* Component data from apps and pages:
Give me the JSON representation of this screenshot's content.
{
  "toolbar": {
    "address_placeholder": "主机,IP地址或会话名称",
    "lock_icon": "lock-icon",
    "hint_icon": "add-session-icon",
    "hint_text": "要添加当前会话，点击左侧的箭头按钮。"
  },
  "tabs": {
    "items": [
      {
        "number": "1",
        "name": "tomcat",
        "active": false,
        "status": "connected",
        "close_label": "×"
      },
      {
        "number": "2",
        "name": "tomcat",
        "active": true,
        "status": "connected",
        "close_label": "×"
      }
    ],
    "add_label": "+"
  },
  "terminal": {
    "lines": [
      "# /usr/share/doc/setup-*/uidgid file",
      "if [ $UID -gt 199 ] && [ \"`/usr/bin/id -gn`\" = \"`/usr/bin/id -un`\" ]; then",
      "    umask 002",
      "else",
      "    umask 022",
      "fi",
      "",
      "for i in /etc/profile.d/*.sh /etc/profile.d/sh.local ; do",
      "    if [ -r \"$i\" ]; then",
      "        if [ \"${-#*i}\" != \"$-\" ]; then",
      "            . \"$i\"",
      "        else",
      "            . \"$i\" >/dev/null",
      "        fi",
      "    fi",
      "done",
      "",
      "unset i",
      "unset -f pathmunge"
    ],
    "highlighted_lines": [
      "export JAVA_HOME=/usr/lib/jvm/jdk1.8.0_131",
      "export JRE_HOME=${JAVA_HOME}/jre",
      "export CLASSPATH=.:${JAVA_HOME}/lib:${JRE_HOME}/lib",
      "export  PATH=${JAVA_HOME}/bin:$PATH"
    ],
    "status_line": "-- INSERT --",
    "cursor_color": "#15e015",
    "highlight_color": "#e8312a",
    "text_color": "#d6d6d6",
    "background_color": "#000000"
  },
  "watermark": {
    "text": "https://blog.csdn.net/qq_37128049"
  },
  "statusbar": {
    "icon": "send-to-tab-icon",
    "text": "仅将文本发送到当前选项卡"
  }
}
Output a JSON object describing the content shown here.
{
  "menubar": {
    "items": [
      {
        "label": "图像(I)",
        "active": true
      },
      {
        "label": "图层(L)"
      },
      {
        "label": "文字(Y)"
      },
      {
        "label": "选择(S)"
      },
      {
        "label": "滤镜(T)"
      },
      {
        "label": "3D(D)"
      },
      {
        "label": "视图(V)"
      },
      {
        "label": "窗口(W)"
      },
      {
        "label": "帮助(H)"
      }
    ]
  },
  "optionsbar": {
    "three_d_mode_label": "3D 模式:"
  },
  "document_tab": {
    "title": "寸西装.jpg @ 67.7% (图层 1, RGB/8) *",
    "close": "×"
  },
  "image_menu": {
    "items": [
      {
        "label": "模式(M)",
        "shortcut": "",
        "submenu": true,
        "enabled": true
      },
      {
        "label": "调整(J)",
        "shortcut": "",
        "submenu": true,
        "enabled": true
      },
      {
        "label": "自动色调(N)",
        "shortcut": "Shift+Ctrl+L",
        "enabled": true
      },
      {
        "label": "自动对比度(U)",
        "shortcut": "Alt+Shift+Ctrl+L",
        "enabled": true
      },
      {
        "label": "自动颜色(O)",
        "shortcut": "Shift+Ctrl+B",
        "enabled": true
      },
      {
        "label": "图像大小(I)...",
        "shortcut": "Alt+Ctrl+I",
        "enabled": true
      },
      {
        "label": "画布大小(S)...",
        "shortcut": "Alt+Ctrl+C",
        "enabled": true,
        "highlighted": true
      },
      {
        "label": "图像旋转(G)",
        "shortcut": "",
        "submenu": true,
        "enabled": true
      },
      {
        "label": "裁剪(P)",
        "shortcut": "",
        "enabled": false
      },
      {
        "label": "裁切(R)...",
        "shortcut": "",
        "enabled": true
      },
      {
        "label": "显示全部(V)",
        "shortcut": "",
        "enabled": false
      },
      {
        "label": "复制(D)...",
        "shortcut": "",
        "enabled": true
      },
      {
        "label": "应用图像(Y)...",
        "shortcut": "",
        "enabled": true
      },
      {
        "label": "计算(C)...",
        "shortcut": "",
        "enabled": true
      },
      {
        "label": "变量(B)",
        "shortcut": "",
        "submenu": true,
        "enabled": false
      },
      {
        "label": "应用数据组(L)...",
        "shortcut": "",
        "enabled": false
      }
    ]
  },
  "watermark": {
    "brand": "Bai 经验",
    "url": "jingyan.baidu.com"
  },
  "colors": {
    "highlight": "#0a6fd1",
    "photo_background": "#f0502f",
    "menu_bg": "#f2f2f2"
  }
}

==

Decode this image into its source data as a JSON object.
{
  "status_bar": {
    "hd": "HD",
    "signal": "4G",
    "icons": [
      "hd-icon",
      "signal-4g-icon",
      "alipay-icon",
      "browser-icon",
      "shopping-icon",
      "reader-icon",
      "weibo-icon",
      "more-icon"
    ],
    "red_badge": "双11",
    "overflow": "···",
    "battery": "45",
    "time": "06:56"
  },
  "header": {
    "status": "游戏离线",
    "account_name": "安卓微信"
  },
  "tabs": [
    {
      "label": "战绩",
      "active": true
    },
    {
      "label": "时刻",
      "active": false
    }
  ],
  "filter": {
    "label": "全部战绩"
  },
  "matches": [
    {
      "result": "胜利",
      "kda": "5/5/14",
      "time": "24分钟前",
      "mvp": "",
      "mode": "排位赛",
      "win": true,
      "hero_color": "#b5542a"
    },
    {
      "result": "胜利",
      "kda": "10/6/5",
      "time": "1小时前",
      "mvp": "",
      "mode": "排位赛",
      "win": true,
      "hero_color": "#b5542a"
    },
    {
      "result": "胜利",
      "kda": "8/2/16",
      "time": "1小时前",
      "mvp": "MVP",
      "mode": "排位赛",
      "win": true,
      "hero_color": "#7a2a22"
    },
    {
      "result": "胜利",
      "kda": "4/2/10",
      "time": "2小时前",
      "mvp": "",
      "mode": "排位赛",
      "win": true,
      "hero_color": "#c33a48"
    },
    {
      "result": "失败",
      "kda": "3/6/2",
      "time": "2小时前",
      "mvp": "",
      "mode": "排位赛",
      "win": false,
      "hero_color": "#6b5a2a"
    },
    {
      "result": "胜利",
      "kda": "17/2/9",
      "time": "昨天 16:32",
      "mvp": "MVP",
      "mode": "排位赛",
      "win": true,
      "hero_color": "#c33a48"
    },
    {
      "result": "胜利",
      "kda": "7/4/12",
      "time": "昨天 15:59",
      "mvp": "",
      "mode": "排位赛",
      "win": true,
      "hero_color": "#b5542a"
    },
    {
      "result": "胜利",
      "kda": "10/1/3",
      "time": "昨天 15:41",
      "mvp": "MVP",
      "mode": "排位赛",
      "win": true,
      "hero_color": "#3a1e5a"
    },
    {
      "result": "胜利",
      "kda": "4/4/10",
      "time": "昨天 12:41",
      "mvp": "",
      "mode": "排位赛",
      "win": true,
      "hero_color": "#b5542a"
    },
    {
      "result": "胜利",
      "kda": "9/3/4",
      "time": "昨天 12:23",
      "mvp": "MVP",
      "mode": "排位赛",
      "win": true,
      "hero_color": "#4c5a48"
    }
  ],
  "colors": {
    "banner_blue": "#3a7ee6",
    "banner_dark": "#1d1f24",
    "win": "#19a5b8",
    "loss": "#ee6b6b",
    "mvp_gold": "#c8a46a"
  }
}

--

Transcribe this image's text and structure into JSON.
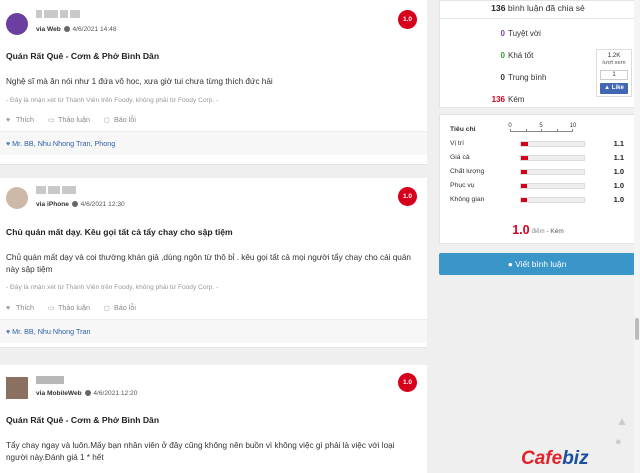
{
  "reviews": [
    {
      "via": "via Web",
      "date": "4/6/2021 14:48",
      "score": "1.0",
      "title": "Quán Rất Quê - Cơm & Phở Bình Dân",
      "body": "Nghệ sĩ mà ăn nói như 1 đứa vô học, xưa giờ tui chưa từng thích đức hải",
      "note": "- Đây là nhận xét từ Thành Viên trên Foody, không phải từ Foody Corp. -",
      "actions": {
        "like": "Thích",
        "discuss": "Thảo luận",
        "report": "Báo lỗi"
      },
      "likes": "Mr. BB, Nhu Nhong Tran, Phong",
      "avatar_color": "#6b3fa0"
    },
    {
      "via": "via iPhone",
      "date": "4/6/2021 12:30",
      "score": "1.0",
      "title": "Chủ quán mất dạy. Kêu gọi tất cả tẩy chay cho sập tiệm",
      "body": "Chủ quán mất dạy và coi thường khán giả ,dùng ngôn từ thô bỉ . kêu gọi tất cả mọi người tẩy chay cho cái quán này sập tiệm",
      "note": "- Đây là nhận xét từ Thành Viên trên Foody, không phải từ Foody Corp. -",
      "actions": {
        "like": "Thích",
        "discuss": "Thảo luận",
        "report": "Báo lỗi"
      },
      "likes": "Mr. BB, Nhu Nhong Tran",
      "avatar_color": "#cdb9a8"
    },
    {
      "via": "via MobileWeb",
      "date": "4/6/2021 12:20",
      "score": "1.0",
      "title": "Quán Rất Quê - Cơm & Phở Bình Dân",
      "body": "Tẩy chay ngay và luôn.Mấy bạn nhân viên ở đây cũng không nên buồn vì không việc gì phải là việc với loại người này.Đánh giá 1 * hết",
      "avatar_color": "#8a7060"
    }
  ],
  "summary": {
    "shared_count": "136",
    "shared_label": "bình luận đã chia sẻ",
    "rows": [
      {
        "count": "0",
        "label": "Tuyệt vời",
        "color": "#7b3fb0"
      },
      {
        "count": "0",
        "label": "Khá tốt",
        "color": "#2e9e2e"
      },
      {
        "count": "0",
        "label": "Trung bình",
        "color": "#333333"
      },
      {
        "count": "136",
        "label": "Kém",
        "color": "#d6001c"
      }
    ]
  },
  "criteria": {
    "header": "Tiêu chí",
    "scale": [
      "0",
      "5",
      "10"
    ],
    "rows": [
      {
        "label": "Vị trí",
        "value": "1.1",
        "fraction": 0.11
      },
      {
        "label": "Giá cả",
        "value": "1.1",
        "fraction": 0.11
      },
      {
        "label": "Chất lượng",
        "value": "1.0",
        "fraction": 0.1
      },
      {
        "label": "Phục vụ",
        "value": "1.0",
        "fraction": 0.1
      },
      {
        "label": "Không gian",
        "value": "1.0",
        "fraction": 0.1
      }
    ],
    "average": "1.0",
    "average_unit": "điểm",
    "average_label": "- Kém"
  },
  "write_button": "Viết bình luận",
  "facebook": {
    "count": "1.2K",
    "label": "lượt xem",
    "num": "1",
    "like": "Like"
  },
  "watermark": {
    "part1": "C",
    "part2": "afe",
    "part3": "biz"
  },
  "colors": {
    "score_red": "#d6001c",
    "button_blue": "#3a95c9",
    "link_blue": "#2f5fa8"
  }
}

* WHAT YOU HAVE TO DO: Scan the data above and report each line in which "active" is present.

* WRITTEN RESPONSE:
        "active": false,
        "active": true,
        "active": true
      "active": true
      "active": false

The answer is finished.